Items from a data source

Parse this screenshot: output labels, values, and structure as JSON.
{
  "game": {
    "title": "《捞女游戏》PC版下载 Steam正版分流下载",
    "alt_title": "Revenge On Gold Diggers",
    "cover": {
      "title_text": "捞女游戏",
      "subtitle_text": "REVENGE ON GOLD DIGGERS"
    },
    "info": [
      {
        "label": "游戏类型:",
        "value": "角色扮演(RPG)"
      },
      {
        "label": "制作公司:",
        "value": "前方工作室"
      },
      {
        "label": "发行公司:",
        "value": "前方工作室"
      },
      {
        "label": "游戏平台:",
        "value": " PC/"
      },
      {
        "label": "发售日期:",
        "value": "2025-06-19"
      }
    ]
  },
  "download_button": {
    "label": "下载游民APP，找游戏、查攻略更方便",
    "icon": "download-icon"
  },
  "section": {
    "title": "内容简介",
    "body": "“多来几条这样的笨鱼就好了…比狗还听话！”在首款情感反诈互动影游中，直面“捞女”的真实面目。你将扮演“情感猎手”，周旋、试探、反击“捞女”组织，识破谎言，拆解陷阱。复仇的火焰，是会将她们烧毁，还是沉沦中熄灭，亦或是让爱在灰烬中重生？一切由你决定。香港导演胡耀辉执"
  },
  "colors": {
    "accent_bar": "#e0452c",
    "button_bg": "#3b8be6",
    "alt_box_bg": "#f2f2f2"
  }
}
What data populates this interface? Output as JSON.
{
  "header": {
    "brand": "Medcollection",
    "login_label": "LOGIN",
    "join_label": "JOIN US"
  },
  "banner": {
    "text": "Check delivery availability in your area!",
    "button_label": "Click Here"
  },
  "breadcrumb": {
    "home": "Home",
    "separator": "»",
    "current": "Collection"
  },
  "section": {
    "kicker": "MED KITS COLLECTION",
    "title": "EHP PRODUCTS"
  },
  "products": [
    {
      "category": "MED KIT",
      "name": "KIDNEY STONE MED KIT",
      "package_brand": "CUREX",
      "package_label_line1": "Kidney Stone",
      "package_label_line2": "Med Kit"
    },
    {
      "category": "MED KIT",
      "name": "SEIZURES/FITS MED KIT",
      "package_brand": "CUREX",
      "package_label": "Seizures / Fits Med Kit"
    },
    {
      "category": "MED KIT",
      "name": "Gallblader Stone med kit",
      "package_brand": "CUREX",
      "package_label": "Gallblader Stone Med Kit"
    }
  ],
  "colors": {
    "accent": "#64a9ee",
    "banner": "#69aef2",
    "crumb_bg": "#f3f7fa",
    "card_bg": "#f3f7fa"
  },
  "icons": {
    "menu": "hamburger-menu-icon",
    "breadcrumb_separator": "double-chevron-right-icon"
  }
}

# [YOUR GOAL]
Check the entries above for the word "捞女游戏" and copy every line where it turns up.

# [OUTPUT OF THE EXERCISE]
    "title": "《捞女游戏》PC版下载 Steam正版分流下载",
      "title_text": "捞女游戏",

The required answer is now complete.